TitleCholesterol modifies classical conditioning of the rabbit (Oryctolagus cuniculus) nictitating membrane response.
Publication TypeJournal Article
Year of Publication2003
AuthorsSchreurs BG, Smith-Bell CA, Lochhead J, D Sparks L
JournalBehav Neurosci
Volume117
Issue6
Pagination1220-32
Date Published2003 Dec
ISSN0735-7044
KeywordsAmyloid beta-Peptides, Animals, Association Learning, Cerebral Cortex, Cholesterol, Conditioning, Classical, Conditioning, Eyelid, Hippocampus, Male, Nictitating Membrane, Rabbits
Abstract

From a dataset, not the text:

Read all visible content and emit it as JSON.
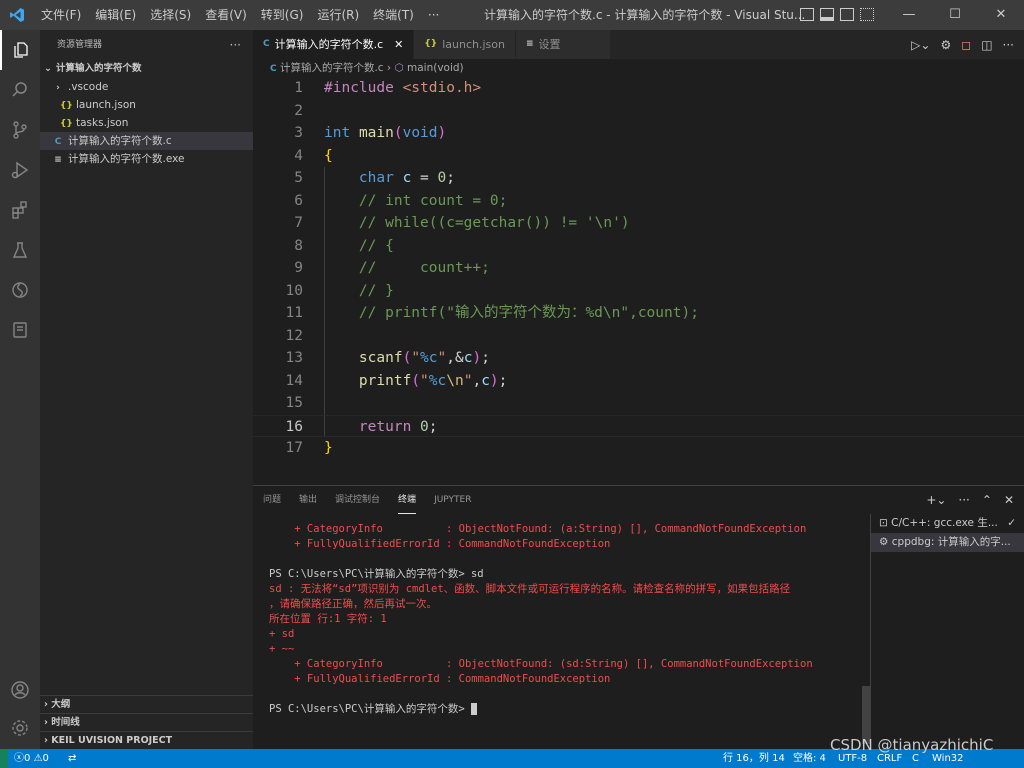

Cholesterol plays an important role in synapse formation, receptor function, and synaptic plasticity, and animal studies show that modifying cholesterol may improve learning and memory. Other data show that feeding animals cholesterol can induce beta amyloid accumulation. Rabbits (Oryctolagus cuniculus) fed 2% cholesterol for 8 weeks were given trace conditioning of the nictitating membrane response using a 100-ms tone, a 700-ms trace, and periorbital electrical stimulation or airpuff. Rabbits fed cholesterol showed significant facilitation of trace conditioning to airpuff and conditioning-specific reflex modification to periorbital electrical stimulation and airpuff. The cholesterol-fed rabbits had beta amyloid accumulation in the cortex, but little in the hippocampus. The data suggest cholesterol had facilitative effects that outweighed potential amnesic effects of cortical beta amyloid.

DOI10.1037/0735-7044.117.6.1220
Alternate JournalBehav. Neurosci.
PubMed ID14674842
Grant ListMH64715 / MH / NIMH NIH HHS / United States
Faculty Member Reference: 
Jeffrey J. Lochhead, PhD